Three strands have been intertwined to pull in different directions. They are red, green and blue and now lie there, knotted.
Earlier, I lay on my back by the poolside—I did not want to swim. Reflected on the still water was the skylight, patterned with unswept leaves and the fainting shadow of the trees.
Later, I awoke, not knowing I had been asleep.
Now, this daze has turned into night, as heavy rain patters outside.
The Grassy Hill
What happened was that a Tear was held in an Eye for thirty minutes exactly. It was waiting to be released at the right moment, when the top of the Grassy Hill was reached, as the sun set, over the trees and ponds. All of this, by the way, was in the hopes of a moment of Great Catharsis.
Sadly, what occurred instead was something different: a violation of privacy, a cruel stanching—a sunset robbery, if you will—by the hand of those cheery people walking their well-groomed dogs. From the start, it had been an impossible feat: Great Catharsis had left the scene long before that point in time.
In a moment like this, a key question is raised: “Must this be how depletion piles-on?” And, in many ways, it is.
For it is true: the Grassy Hill stood as it should. But, in recent times, it has been shown that, the Held-Back Tear, tends to cumulatively build. So much so in fact, that, in some cases, when it is dreary and silent, it may dully drop.
And plop, on top of an umbrella—trudging through, in the dark, when Cruel Fog envelopes the gaping inconsequence ahead.
So, this is why there is a longing for the Grassy Hill to be empty—or for Tears to roll-down, hot.
But, before that, must come the snow. It must first turn to black ice on roads sidelined with sleet, frost must bite branches of crackling trees and hills must be muddied with slush. That rattling pane must whistle, all the way through. Only after that, may it pour, down, onto a different plane.
Then, a ‘ding’.
Which interrupts repose in the sleepy cabin. Slowly, seats and trays are repositioned and blinds raised. Could this watery sun, finally, hold a new day? When repetition dissipates over frosty hills, snowy and swerving, Clear Skies are bound to lie ahead. Zero chance of overcast—if the prediction is right. But, tomorrow will also be cold, according to the same forecast. In here, however, the knowledge of warmth fortunately stretches out—into centuries of sleep.
Arrested by this restfulness, thus, the Cycle may end as it begun—terribly—no longer able to stand the cruelty of it all.

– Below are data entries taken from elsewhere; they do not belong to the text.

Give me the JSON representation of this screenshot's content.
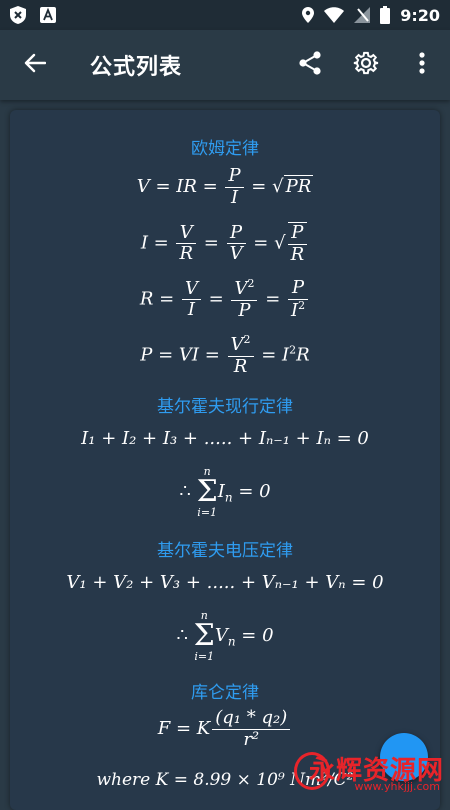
{
  "status_bar": {
    "time": "9:20"
  },
  "app_bar": {
    "title": "公式列表"
  },
  "sections": [
    {
      "title": "欧姆定律"
    },
    {
      "title": "基尔霍夫现行定律"
    },
    {
      "title": "基尔霍夫电压定律"
    },
    {
      "title": "库仑定律"
    }
  ],
  "formulas": {
    "ohm1": {
      "lhs": "V = IR = ",
      "p": "P",
      "i": "I",
      "eq": " = √",
      "pr": "PR"
    },
    "ohm2": {
      "lhs": "I = ",
      "v": "V",
      "r": "R",
      "eq": " = ",
      "p": "P",
      "v2": "V",
      "eq2": " = √",
      "p2": "P",
      "r2": "R"
    },
    "ohm3": {
      "lhs": "R = ",
      "v": "V",
      "i": "I",
      "eq": " = ",
      "v2": "V",
      "sq": "2",
      "p": "P",
      "eq2": " = ",
      "p2": "P",
      "i2": "I",
      "sq2": "2"
    },
    "ohm4": {
      "lhs": "P = VI = ",
      "v": "V",
      "sq": "2",
      "r": "R",
      "eq": " = I",
      "sq2": "2",
      "rhs": "R"
    },
    "kcl1": "I₁ + I₂ + I₃ + ..... + Iₙ₋₁ + Iₙ = 0",
    "kcl2": {
      "therefore": "∴",
      "top": "n",
      "bottom": "i=1",
      "term": "I",
      "sub": "n",
      "rhs": " = 0"
    },
    "kvl1": "V₁ + V₂ + V₃ + ..... + Vₙ₋₁ + Vₙ = 0",
    "kvl2": {
      "therefore": "∴",
      "top": "n",
      "bottom": "i=1",
      "term": "V",
      "sub": "n",
      "rhs": " = 0"
    },
    "coulomb1": {
      "lhs": "F = K",
      "num": "(q₁ * q₂)",
      "den": "r²"
    },
    "coulomb2": "where K = 8.99 × 10⁹ Nm²/C²"
  },
  "watermark": {
    "main": "永辉资源网",
    "sub": "www.yhkjjj.com"
  },
  "colors": {
    "background": "#2a3a46",
    "card": "#27384a",
    "accent": "#2f9cf0",
    "fab": "#2196f3"
  }
}
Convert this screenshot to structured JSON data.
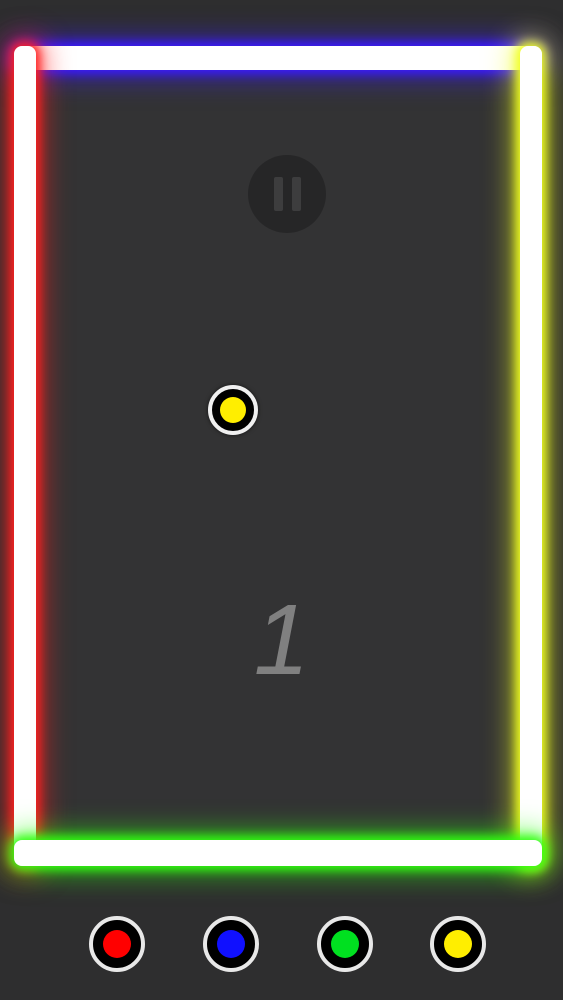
{
  "game": {
    "score": "1",
    "ball_color": "#ffee00"
  },
  "walls": {
    "top": {
      "color": "#3a1aff"
    },
    "left": {
      "color": "#ff2020"
    },
    "right": {
      "color": "#f0ff20"
    },
    "bottom": {
      "color": "#30ff10"
    },
    "corner_top_left": {
      "color": "#ff40ff"
    }
  },
  "controls": {
    "pause_icon": "pause-icon",
    "color_buttons": [
      {
        "name": "red",
        "color": "#ff0000"
      },
      {
        "name": "blue",
        "color": "#1010ff"
      },
      {
        "name": "green",
        "color": "#00e020"
      },
      {
        "name": "yellow",
        "color": "#ffee00"
      }
    ]
  }
}
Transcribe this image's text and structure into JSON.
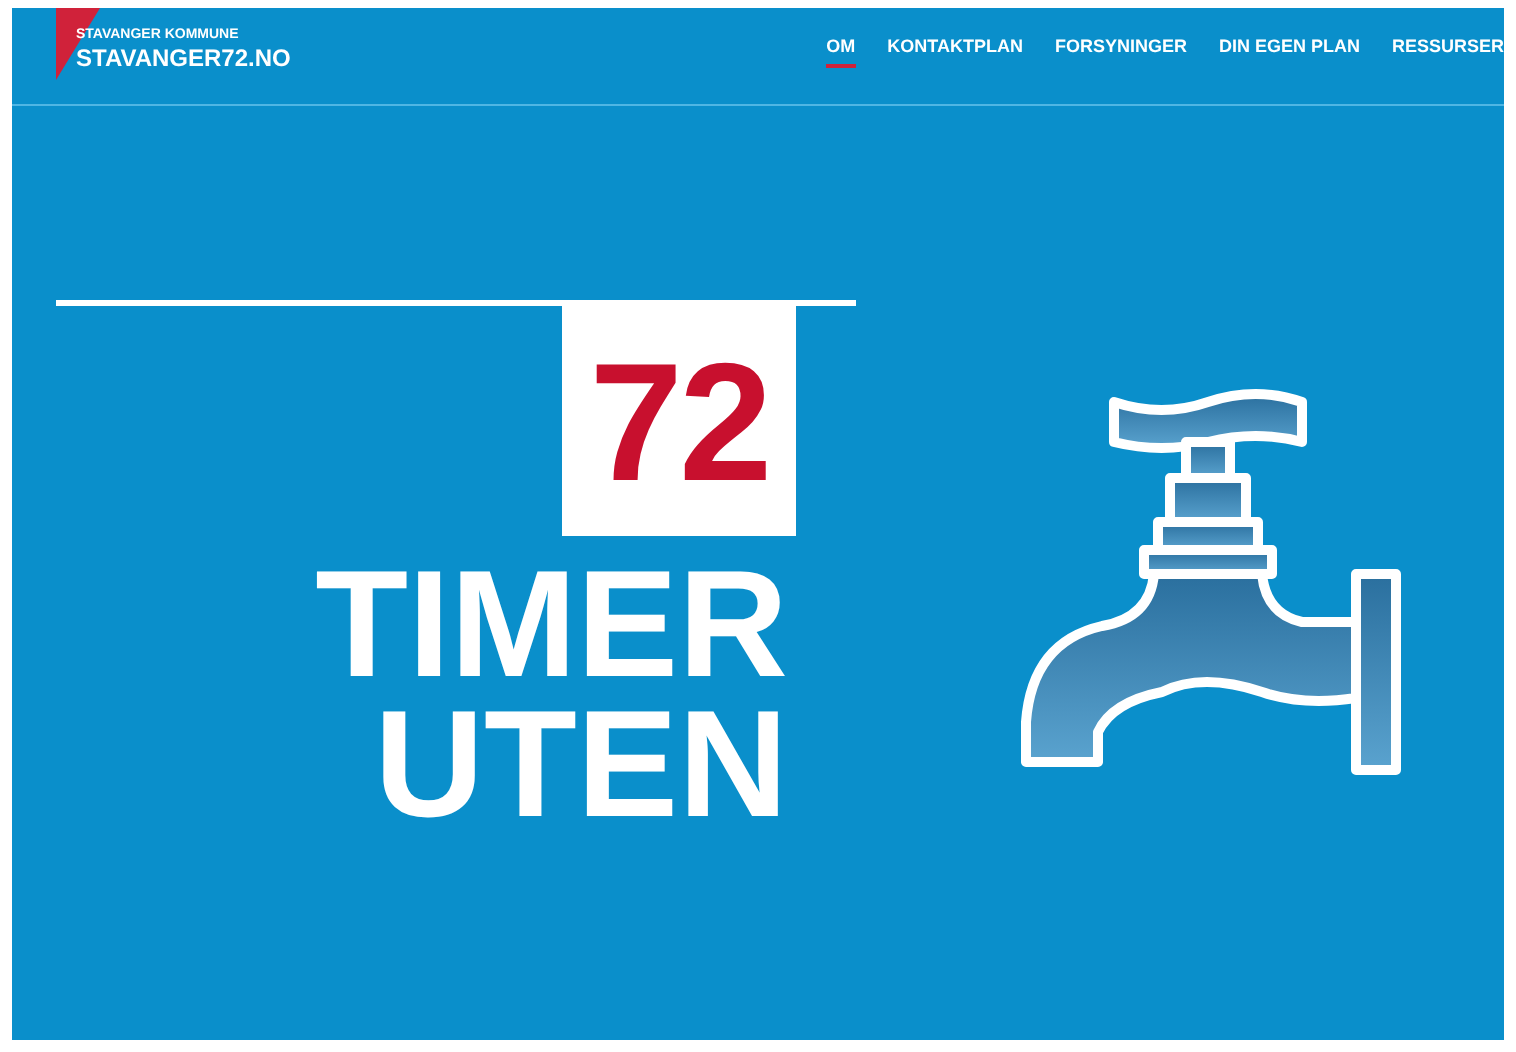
{
  "header": {
    "organization": "STAVANGER KOMMUNE",
    "site_name": "STAVANGER72.NO"
  },
  "nav": [
    {
      "label": "OM",
      "selected": true
    },
    {
      "label": "KONTAKTPLAN",
      "selected": false
    },
    {
      "label": "FORSYNINGER",
      "selected": false
    },
    {
      "label": "DIN EGEN PLAN",
      "selected": false
    },
    {
      "label": "RESSURSER",
      "selected": false
    }
  ],
  "hero": {
    "number": "72",
    "lines": [
      "TIMER",
      "UTEN"
    ]
  }
}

And so, encased in sleepiness, and drowned by direness, another hour passes, tosses over once more and sinks, slowly. That is, of course, into time, not sleep. Because the hour is ungodly—that’s for sure. The gold-light was turned off at some point—though, when exactly, is hard to know— a woollen blanket was pulled over that Eye, the one that held the Tear, long ago.
Until, a warm itch spreads—stretches—and scratches away yesterday’s cold.
Then is when, outside the window, the low sun went into a high blaze. And, yoked by inevitability, it cracked, spilt-over, on top of the Grassy Hill. And so, as was excepted, the grass grew greener and the flowers bloomed yellow. Dew gathered on the blades, and smelt strongly in the clear mornings.
Days expanded into silence.